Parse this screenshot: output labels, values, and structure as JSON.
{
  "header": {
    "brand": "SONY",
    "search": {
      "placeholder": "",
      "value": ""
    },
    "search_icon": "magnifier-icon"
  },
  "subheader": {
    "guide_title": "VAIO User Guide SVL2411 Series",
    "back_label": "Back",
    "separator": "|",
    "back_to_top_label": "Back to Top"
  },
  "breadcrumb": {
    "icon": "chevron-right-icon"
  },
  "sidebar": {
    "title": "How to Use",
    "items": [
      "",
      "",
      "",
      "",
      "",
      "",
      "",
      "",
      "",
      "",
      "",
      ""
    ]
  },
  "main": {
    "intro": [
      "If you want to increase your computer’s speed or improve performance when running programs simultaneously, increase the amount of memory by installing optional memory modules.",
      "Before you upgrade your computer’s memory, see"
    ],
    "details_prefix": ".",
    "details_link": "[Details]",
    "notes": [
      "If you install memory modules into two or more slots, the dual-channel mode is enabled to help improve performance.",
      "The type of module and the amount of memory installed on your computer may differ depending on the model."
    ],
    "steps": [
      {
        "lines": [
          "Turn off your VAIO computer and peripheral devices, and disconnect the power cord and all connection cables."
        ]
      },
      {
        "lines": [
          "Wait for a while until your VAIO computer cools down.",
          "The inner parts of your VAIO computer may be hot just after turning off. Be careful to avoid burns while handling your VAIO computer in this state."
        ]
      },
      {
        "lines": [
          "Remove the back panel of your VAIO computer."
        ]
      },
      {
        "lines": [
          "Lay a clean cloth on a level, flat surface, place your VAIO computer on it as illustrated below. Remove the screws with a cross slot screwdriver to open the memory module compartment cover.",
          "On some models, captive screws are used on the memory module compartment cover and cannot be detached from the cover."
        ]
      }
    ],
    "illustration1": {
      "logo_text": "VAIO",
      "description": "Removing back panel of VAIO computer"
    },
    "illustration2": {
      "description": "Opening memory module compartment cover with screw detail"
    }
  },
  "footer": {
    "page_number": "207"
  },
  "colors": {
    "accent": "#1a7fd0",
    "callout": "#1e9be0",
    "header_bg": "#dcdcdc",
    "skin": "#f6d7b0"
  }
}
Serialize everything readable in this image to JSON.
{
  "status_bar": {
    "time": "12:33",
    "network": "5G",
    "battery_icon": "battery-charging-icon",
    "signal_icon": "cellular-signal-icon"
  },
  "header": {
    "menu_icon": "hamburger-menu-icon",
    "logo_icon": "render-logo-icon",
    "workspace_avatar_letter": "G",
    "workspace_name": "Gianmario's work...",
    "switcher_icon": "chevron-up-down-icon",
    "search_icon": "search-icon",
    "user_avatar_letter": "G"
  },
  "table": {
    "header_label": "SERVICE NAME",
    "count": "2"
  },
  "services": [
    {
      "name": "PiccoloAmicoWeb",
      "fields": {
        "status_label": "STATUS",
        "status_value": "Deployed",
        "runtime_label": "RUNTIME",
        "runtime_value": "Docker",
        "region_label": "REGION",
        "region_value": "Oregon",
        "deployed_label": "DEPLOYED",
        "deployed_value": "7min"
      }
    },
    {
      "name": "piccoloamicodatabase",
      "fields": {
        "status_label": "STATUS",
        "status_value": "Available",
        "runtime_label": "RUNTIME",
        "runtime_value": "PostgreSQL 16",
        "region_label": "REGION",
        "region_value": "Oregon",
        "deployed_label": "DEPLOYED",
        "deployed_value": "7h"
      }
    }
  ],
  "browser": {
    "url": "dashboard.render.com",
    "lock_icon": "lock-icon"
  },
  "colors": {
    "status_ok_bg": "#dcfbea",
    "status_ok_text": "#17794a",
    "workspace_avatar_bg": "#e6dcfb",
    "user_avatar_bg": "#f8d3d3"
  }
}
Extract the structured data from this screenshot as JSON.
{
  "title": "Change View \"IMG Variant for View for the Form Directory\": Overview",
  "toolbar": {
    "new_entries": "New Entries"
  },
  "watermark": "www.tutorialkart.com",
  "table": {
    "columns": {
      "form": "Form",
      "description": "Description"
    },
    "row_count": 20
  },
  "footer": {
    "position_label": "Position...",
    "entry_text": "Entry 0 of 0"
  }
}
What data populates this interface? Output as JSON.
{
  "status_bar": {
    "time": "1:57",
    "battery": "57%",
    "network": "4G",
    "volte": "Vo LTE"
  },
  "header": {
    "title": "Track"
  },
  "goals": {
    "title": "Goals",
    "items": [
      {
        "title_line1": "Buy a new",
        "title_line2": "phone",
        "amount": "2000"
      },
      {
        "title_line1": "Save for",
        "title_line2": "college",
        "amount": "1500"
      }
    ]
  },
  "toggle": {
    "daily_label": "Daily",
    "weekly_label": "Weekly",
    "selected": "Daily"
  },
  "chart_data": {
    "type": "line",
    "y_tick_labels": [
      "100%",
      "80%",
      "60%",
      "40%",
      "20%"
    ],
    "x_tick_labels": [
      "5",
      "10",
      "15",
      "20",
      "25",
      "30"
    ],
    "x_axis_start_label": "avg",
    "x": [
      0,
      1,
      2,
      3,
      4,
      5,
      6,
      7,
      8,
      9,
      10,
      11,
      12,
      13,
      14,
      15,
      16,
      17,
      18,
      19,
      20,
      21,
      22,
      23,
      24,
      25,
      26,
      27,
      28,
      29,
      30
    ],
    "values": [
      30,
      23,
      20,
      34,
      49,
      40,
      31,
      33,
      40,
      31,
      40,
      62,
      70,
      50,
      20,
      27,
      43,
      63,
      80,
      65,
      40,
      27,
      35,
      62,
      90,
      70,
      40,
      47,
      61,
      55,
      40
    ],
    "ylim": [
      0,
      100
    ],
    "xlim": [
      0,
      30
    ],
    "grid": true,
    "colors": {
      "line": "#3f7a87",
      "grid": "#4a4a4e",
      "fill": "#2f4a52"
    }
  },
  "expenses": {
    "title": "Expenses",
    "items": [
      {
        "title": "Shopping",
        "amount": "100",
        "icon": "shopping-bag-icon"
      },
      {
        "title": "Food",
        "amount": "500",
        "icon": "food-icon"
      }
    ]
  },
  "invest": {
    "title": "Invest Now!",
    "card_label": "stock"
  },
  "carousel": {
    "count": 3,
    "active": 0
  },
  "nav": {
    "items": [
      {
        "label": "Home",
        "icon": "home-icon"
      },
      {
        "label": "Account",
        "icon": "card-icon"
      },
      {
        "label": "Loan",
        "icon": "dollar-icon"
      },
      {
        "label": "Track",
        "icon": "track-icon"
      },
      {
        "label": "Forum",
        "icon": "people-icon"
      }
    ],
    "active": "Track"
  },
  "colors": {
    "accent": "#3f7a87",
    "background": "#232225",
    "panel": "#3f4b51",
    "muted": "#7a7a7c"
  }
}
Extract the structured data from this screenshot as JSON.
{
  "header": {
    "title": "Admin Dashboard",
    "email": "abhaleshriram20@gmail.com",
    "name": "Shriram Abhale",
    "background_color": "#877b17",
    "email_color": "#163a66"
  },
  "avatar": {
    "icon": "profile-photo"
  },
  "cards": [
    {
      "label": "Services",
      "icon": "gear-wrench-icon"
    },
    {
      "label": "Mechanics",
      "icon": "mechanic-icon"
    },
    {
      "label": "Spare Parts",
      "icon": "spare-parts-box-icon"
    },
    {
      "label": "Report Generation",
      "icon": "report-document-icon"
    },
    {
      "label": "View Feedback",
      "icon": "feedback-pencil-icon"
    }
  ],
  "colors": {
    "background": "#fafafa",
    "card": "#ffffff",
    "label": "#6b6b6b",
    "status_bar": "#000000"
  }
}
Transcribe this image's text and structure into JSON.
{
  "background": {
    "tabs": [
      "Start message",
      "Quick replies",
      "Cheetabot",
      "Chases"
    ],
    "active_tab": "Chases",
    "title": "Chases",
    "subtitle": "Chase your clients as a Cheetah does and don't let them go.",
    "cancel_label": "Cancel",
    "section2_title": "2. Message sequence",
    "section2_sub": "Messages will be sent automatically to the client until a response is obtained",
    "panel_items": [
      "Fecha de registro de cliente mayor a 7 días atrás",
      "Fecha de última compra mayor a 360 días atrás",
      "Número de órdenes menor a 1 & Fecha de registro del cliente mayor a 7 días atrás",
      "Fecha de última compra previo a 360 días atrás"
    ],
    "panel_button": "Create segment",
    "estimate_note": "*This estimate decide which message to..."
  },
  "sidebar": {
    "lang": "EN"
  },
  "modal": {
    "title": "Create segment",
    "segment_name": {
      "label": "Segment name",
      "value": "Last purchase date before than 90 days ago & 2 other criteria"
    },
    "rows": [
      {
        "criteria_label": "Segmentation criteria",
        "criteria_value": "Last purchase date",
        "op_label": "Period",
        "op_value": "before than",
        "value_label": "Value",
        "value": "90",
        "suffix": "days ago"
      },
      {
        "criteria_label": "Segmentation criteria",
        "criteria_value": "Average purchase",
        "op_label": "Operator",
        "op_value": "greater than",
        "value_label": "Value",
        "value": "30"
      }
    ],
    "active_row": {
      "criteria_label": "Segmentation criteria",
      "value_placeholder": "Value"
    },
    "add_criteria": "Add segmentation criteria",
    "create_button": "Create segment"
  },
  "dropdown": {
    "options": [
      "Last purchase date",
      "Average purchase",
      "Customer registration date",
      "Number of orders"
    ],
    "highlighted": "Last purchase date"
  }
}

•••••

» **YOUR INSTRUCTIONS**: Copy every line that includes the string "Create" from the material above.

» **ANSWER TO THIS TASK**:
    "panel_button": "Create segment",
    "title": "Create segment",
    "create_button": "Create segment"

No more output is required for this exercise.